UTMB researchers and their colleagues in South Korea have unlocked mysteries surrounding how a pregnant mother’s cells and her fetus’ cells communicate throughout pregnancy.
With this new information, the researchers can develop new non-invasive methods of monitoring and improving the health of the fetus.
“During pregnancy, there is constant communication between maternal and fetal cells using sacs filled with chemicals called exosomes,” said senior author Dr. Ramkumar Menon, UTMB associate professor in the Department of Obstetrics and Gynecology. “Our prior studies have shown that the fetal exosomes signal to the mother’s body that the fetus’s organs have fully matured, which triggers the labor and delivery process.

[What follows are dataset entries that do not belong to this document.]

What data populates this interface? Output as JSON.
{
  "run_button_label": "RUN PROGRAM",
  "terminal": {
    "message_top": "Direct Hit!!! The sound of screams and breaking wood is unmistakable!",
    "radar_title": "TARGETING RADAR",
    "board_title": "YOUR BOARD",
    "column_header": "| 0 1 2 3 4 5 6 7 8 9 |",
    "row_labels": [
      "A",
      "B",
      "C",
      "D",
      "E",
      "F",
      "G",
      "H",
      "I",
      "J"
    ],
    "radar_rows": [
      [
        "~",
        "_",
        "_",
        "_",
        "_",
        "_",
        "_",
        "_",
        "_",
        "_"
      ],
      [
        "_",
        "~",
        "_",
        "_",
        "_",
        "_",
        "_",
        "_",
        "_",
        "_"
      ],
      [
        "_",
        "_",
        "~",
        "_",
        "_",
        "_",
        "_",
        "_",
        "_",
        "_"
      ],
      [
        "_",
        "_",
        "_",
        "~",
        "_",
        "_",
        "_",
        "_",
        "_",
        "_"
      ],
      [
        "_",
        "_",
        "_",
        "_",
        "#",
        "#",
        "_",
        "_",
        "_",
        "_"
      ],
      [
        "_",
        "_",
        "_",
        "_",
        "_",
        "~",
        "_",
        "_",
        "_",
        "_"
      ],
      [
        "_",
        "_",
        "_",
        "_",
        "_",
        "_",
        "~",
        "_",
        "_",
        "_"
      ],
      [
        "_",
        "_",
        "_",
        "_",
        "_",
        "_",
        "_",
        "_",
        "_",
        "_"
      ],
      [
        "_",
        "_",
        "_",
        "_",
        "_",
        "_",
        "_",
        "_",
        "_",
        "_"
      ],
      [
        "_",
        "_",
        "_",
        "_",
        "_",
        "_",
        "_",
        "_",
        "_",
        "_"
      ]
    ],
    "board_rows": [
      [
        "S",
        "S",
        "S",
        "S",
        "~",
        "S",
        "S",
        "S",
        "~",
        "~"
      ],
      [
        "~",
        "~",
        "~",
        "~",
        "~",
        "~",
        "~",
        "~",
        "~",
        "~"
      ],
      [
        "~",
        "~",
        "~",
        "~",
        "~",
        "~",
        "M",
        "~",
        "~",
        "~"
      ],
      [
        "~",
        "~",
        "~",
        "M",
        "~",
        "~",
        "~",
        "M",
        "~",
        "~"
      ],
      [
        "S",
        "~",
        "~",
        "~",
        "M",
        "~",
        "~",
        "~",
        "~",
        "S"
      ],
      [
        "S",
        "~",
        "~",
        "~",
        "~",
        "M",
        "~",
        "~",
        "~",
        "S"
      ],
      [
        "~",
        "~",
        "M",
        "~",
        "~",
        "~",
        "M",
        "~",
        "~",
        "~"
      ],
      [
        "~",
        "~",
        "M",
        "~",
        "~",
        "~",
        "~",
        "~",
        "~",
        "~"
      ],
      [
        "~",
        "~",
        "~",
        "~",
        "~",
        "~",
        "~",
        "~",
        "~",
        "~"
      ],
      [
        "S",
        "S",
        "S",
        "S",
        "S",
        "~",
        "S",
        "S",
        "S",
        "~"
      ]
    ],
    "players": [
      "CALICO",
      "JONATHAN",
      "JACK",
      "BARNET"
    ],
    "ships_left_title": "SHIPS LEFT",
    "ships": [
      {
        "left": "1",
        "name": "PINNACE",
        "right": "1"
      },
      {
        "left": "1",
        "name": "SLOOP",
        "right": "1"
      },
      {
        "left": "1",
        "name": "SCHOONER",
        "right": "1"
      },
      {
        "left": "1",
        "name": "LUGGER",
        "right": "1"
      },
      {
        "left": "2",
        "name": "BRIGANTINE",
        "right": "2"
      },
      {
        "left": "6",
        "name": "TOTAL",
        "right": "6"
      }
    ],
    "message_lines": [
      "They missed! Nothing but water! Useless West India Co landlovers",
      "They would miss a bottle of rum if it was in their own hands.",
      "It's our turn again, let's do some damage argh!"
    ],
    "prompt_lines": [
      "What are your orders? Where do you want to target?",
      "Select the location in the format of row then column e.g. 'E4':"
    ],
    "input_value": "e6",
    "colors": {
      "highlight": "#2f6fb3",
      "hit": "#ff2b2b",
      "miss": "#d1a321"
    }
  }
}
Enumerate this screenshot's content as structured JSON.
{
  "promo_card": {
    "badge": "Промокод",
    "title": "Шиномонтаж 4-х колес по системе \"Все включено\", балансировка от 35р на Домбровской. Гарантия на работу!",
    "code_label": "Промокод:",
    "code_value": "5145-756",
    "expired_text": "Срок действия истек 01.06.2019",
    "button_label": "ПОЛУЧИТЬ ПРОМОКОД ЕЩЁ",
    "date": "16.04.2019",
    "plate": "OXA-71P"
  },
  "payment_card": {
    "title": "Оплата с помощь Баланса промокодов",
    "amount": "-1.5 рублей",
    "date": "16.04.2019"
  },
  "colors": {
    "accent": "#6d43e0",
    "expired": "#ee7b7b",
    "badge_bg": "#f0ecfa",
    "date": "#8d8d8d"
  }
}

Given this, we sought to learn more about the extent and capabilities of this communication system in order to develop new ways to monitor and support the fetus during pregnancy.”
To test exosome trafficking and function, researchers used mice that were genetically engineered to have certain exosome proteins glow fluorescent red and green when blood and tissue samples were stained and viewed under a microscope so they could distinguish between fetal and maternal exosomes.
The researchers learned that isolating and tracking fetal exosomes traveling to the maternal side is a useful indicator of the fetus’s health and development that can be measured in minimally invasive maternal blood samples. Likewise, researchers now know that exosomes traveling from the maternal side to the fetus produces functional changes.
“We’ve just received a $1.5 million, three-year contract to test a novel approach in treating pre-term birth,” said Menon. “We will test the usefulness of drugs enclosed in exosomes that can potentially cross the placenta barrier, reach the fetus and prevent fetal inflammation, a major cause of pre-term birth for which there is currently no drug treatment. Fetal inflammatory response is primarily responsible for pre-term delivery, which impacts 15 million pregnancies yearly and is responsible for a million neonatal deaths.”
Other researchers who were part of the study include UTMB Drs. Samantha Sheller-Miller and Kyungsun Choi and Dr. Chulhee Choi from the Korea Advanced Institute of Science and Technology.